When you try to sign a new client, what’s the first thing you do?
You book a meeting.
You’ve got them on the other side of the desk. Your pitch is all lined up. Now, you’re going to listen to what they want and put forward a proposal. Simple, right?
If you’re going into that meeting cold, with little personal knowledge about your client, knowing what they really want is going to be hard.
From the very start, you’re putting yourself at a disadvantage, because the meeting is likely to be client-led, transactional, and lacking any kind of intimacy.
Fortunately, there’s an easy way to fix this and make yourself stand out:
A few days prior to the meeting, send them a checklist requesting the information you want to know about them.
Position your checklist as an opportunity for your client to:
1) Gain perspective
2) Better understand their current situation and where they want to be
3) Identify potential obstacles and opportunities related to the result they want.
Now, you’ll have everything you need to build a proposal that’s tailored to your prospect’s unique situation, helping you to connect with them on an emotional level, build intimacy and vastly increase your chances of a sale.

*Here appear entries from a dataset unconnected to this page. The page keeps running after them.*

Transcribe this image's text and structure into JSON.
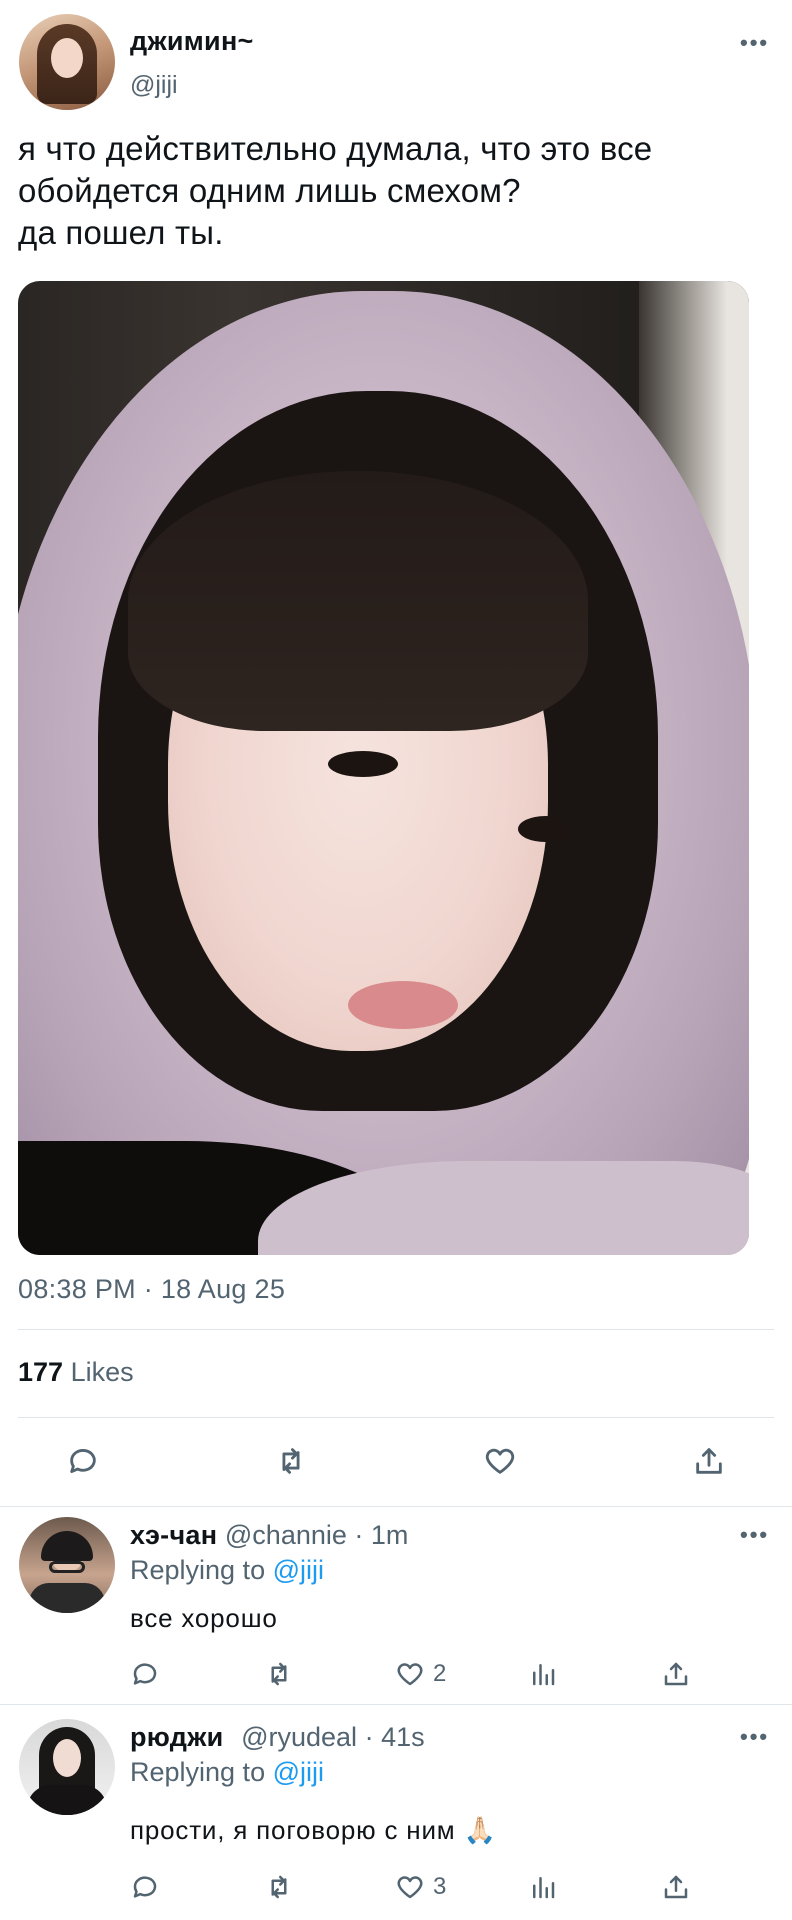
{
  "tweet": {
    "author_name": "джимин~",
    "author_handle": "@jiji",
    "more_label": "•••",
    "text_lines": [
      "я что действительно думала, что это все",
      "обойдется одним лишь смехом?",
      "да пошел ты."
    ],
    "timestamp": "08:38 PM · 18 Aug 25",
    "likes_count": "177",
    "likes_label": "Likes",
    "actions": [
      "reply-icon",
      "retweet-icon",
      "like-icon",
      "share-icon"
    ]
  },
  "replies": [
    {
      "name": "хэ-чан",
      "handle": "@channie",
      "time": "· 1m",
      "replying_prefix": "Replying to",
      "replying_to": "@jiji",
      "text": "все хорошо",
      "like_count": "2",
      "more_label": "•••"
    },
    {
      "name": "рюджи",
      "handle": "@ryudeal",
      "time": "· 41s",
      "replying_prefix": "Replying to",
      "replying_to": "@jiji",
      "text": "прости, я поговорю с ним 🙏🏻",
      "like_count": "3",
      "more_label": "•••"
    }
  ],
  "colors": {
    "text": "#0f1419",
    "secondary": "#536471",
    "accent": "#1d9bf0",
    "divider": "#e1e6ea"
  }
}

By showing you understand their hopes, dreams, fears and problems, you’ll build trust. As we all know, trust is 40% of a sale.
When a client has a problem with your product or service, it’s a ticking time bomb waiting to go off.

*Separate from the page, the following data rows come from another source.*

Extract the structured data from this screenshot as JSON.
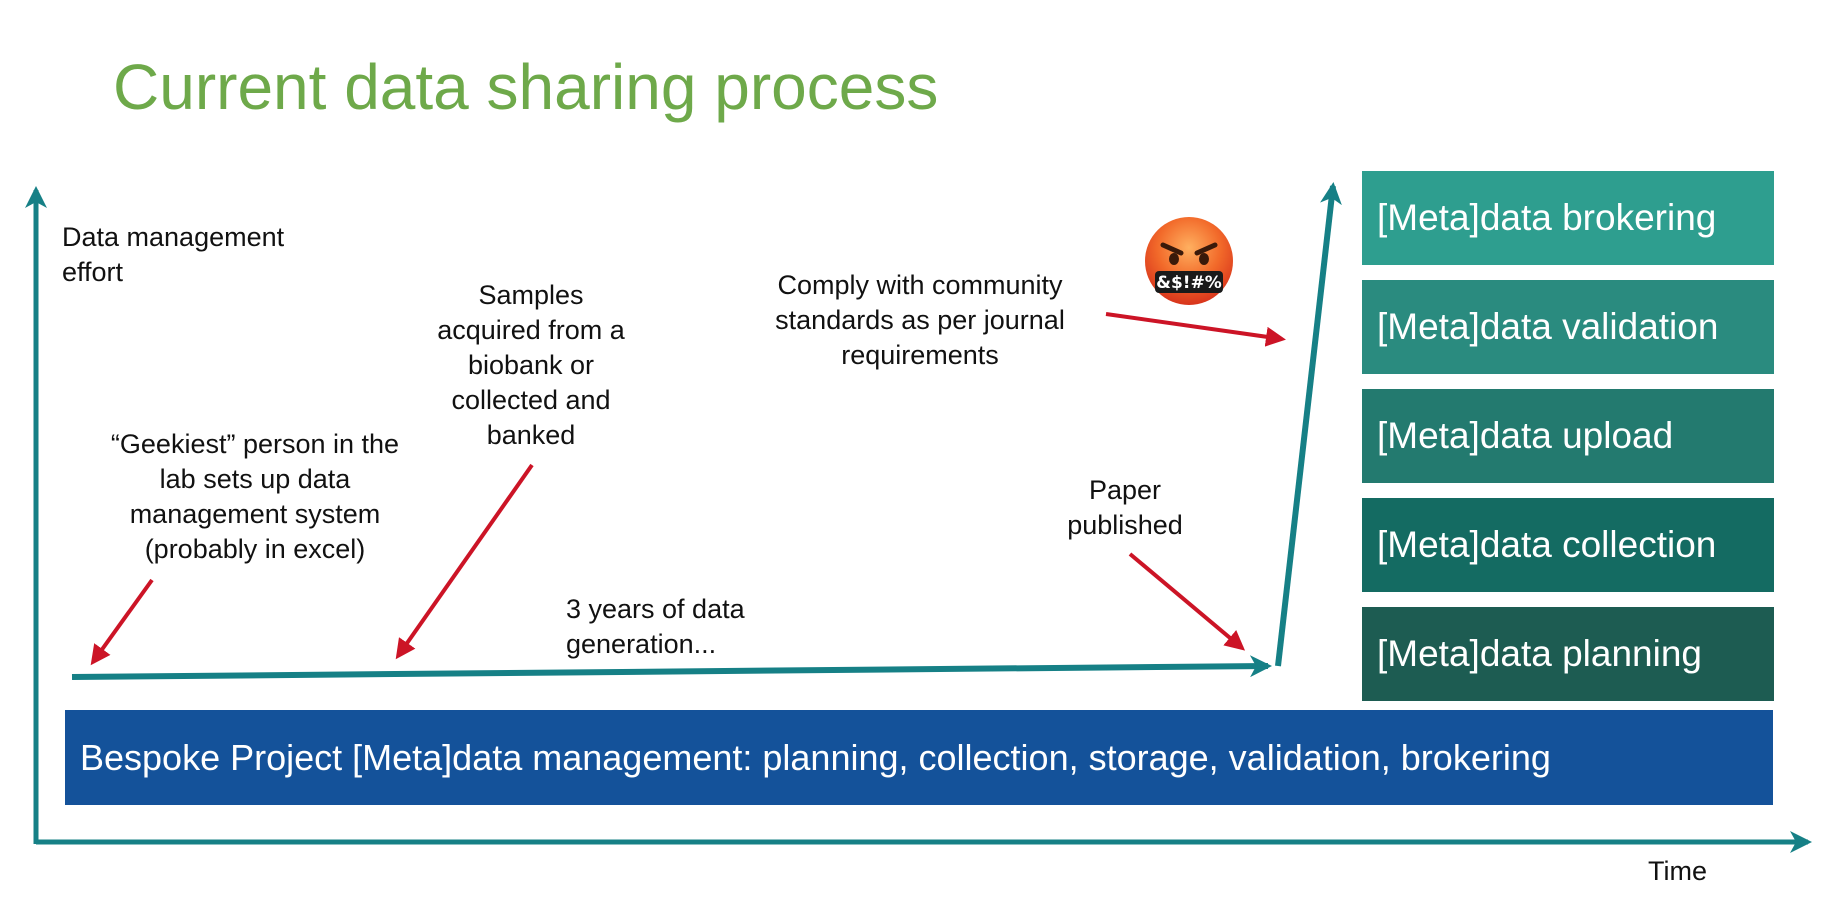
{
  "title": "Current data sharing process",
  "axes": {
    "y_label": [
      "Data management",
      "effort"
    ],
    "x_label": "Time"
  },
  "annotations": {
    "geekiest": [
      "“Geekiest” person in the",
      "lab sets up data",
      "management system",
      "(probably in excel)"
    ],
    "samples": [
      "Samples",
      "acquired from a",
      "biobank or",
      "collected and",
      "banked"
    ],
    "years": [
      "3 years of data",
      "generation..."
    ],
    "comply": [
      "Comply with community",
      "standards as per journal",
      "requirements"
    ],
    "paper": [
      "Paper",
      "published"
    ]
  },
  "emoji": {
    "name": "angry-face-with-symbols-icon",
    "symbols": "&$!#%"
  },
  "stack": [
    {
      "label": "[Meta]data brokering",
      "color": "#2e9e8f"
    },
    {
      "label": "[Meta]data validation",
      "color": "#2a8b7f"
    },
    {
      "label": "[Meta]data upload",
      "color": "#237a6f"
    },
    {
      "label": "[Meta]data collection",
      "color": "#146b62"
    },
    {
      "label": "[Meta]data planning",
      "color": "#1d5c52"
    }
  ],
  "bar_label": "Bespoke Project [Meta]data management: planning, collection, storage, validation, brokering",
  "colors": {
    "teal": "#168086",
    "red": "#cc1426",
    "title_green": "#6ea94a",
    "bar_blue": "#14529a"
  }
}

It doesn’t matter how good your offering is – if you don’t get back to them quickly with a solution, you’ll destroy that hard-earned trust and intimacy that you’ve cultivated.
With that intimacy gone, they’ll be much more susceptible to the sales efforts of your competitors.
What would you do? Think about it:
You invest in a professional service. A few weeks pass, and your problem comes back, so you reach out to your provider.
After 48 hours, you haven’t heard back, and the issue you’re facing is costing you money. Do you wait around, or do you move on and find someone else who’s more responsive?
You need to tackle this before the problem arises. Commit to customer care, set up the infrastructure you need, and let your clients know that you will go above and beyond to make sure they’re happy.
When it costs 7x more to attract a new client than it does to retain an existing one, this is rooted firmly in your financial interests.
Expert tip: Intimacy is built between a client and the brand. That brand is built around your team. So, if you have employees, they should be on the front-line of customer care. Not only will this help build the connection and dedication they feel to your customers, but also help them understand your core client base.
As we scale our businesses, it’s easy to lose sight of our most important asset:
In order to keep business growth sustainable and low-risk, we need to remember who we’re serving.
Amazon have set the standard for customer focus with their Empty Chair technique. In every meeting they have, from junior management to board-level, a member of the team carries an empty chair into the room.
This chair represents the most important individual in the room – the customer.
It’s a simple trick, but it forces you to remind yourself that your focus should be on adding value to your existing client base and sparking that emotional relationship with new clients. Leave an empty chair in your office and remember what it’s there for.
You might be interested: 4 Little-Known Reasons Customer Experience is the Secret to Explosive Growth
Build the above strategies into the core of your business, and you’ll become recognised as a brand that clients want to work with. Start today and let me know how you get on.
Did you find this article useful? Like, comment and share!
Us service providers face our own set of challenges and I want to help. I’ve opened up my calendar for free 30-minute consultation calls 90 min a day, available to any of you who are struggling or facing uncertainty right in their own businesses right now.
This is an opportunity for you to speak openly about your business and receive objective but compassionate advice from a leading business sparring partner.
I’ve spent the past 10 years of my career helping service providers like you overcome adversity and tackle their challenges head-on. So, if you’re facing difficulties right now and want to speak, I’m here for you - book a call and we’ll get through this together!